### TASK STATEMENT
Leave out the pictures, then return the records word for word.

---------- RECORDS ----------

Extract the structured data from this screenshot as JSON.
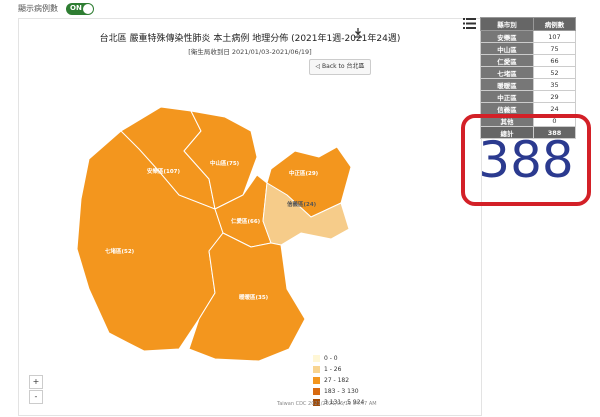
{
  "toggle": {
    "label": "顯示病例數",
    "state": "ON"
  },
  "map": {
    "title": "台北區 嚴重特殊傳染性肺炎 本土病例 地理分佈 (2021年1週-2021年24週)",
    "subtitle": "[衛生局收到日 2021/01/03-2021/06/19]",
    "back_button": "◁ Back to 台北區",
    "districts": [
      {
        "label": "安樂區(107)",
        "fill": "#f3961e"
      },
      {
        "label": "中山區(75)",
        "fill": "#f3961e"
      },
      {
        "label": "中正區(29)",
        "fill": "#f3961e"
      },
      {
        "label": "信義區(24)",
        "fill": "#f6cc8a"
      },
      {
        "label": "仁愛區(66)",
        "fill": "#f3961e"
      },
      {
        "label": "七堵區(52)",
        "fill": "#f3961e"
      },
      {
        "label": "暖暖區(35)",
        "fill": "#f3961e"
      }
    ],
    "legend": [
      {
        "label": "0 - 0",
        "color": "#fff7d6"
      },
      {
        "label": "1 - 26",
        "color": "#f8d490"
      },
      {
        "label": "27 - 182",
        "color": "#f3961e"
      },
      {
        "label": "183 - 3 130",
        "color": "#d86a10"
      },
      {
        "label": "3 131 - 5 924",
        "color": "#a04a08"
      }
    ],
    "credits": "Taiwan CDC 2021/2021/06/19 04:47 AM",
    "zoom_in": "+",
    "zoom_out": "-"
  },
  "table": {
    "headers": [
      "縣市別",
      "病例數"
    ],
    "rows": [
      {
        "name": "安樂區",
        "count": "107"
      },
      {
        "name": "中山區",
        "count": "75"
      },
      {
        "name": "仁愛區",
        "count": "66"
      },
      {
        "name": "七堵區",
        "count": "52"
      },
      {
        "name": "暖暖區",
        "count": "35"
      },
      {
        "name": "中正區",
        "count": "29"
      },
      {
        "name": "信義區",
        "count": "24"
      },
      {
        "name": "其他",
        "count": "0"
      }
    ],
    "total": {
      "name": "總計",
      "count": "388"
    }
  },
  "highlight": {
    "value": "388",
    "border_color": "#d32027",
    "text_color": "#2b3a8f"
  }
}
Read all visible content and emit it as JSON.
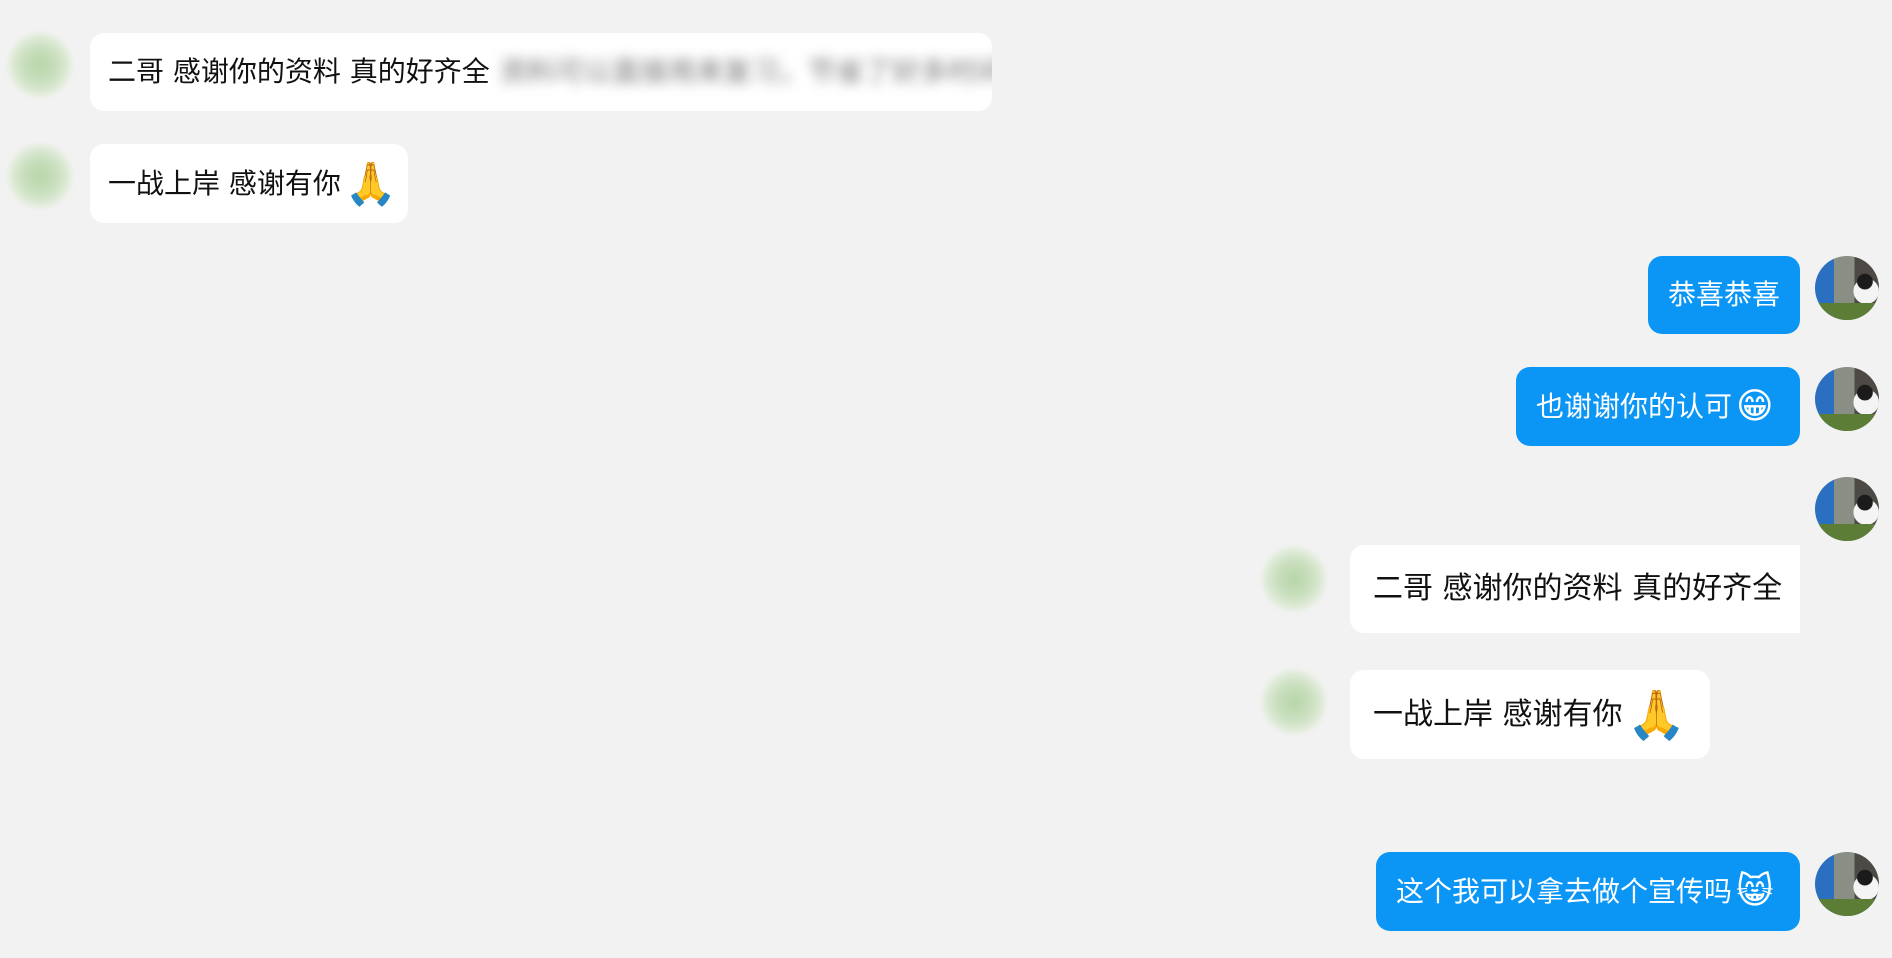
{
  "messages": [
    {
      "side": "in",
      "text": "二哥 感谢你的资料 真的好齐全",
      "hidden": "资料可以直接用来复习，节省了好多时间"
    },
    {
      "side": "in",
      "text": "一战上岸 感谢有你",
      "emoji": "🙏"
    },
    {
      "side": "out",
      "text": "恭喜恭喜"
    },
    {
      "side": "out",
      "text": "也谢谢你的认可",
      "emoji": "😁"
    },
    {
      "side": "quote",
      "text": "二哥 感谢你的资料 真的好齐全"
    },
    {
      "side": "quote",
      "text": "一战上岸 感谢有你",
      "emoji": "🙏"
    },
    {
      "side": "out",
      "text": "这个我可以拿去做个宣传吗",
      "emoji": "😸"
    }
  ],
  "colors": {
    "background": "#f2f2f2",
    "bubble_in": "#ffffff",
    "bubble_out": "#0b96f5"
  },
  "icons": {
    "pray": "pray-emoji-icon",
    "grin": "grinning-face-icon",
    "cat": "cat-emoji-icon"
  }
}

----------

### RESPONSE TO THE TASK
Extract the structured data from this screenshot as JSON.
{
  "toggle": {
    "label": "顯示病例數",
    "state": "ON"
  },
  "map": {
    "title": "台北區 嚴重特殊傳染性肺炎 本土病例 地理分佈 (2021年1週-2021年24週)",
    "subtitle": "[衛生局收到日 2021/01/03-2021/06/19]",
    "back_button": "◁ Back to 台北區",
    "districts": [
      {
        "label": "安樂區(107)",
        "fill": "#f3961e"
      },
      {
        "label": "中山區(75)",
        "fill": "#f3961e"
      },
      {
        "label": "中正區(29)",
        "fill": "#f3961e"
      },
      {
        "label": "信義區(24)",
        "fill": "#f6cc8a"
      },
      {
        "label": "仁愛區(66)",
        "fill": "#f3961e"
      },
      {
        "label": "七堵區(52)",
        "fill": "#f3961e"
      },
      {
        "label": "暖暖區(35)",
        "fill": "#f3961e"
      }
    ],
    "legend": [
      {
        "label": "0 - 0",
        "color": "#fff7d6"
      },
      {
        "label": "1 - 26",
        "color": "#f8d490"
      },
      {
        "label": "27 - 182",
        "color": "#f3961e"
      },
      {
        "label": "183 - 3 130",
        "color": "#d86a10"
      },
      {
        "label": "3 131 - 5 924",
        "color": "#a04a08"
      }
    ],
    "credits": "Taiwan CDC 2021/2021/06/19 04:47 AM",
    "zoom_in": "+",
    "zoom_out": "-"
  },
  "table": {
    "headers": [
      "縣市別",
      "病例數"
    ],
    "rows": [
      {
        "name": "安樂區",
        "count": "107"
      },
      {
        "name": "中山區",
        "count": "75"
      },
      {
        "name": "仁愛區",
        "count": "66"
      },
      {
        "name": "七堵區",
        "count": "52"
      },
      {
        "name": "暖暖區",
        "count": "35"
      },
      {
        "name": "中正區",
        "count": "29"
      },
      {
        "name": "信義區",
        "count": "24"
      },
      {
        "name": "其他",
        "count": "0"
      }
    ],
    "total": {
      "name": "總計",
      "count": "388"
    }
  },
  "highlight": {
    "value": "388",
    "border_color": "#d32027",
    "text_color": "#2b3a8f"
  }
}
Read all visible content and emit it as JSON.
{
  "messages": [
    {
      "side": "in",
      "text": "二哥 感谢你的资料 真的好齐全",
      "hidden": "资料可以直接用来复习，节省了好多时间"
    },
    {
      "side": "in",
      "text": "一战上岸 感谢有你",
      "emoji": "🙏"
    },
    {
      "side": "out",
      "text": "恭喜恭喜"
    },
    {
      "side": "out",
      "text": "也谢谢你的认可",
      "emoji": "😁"
    },
    {
      "side": "quote",
      "text": "二哥 感谢你的资料 真的好齐全"
    },
    {
      "side": "quote",
      "text": "一战上岸 感谢有你",
      "emoji": "🙏"
    },
    {
      "side": "out",
      "text": "这个我可以拿去做个宣传吗",
      "emoji": "😸"
    }
  ],
  "colors": {
    "background": "#f2f2f2",
    "bubble_in": "#ffffff",
    "bubble_out": "#0b96f5"
  },
  "icons": {
    "pray": "pray-emoji-icon",
    "grin": "grinning-face-icon",
    "cat": "cat-emoji-icon"
  }
}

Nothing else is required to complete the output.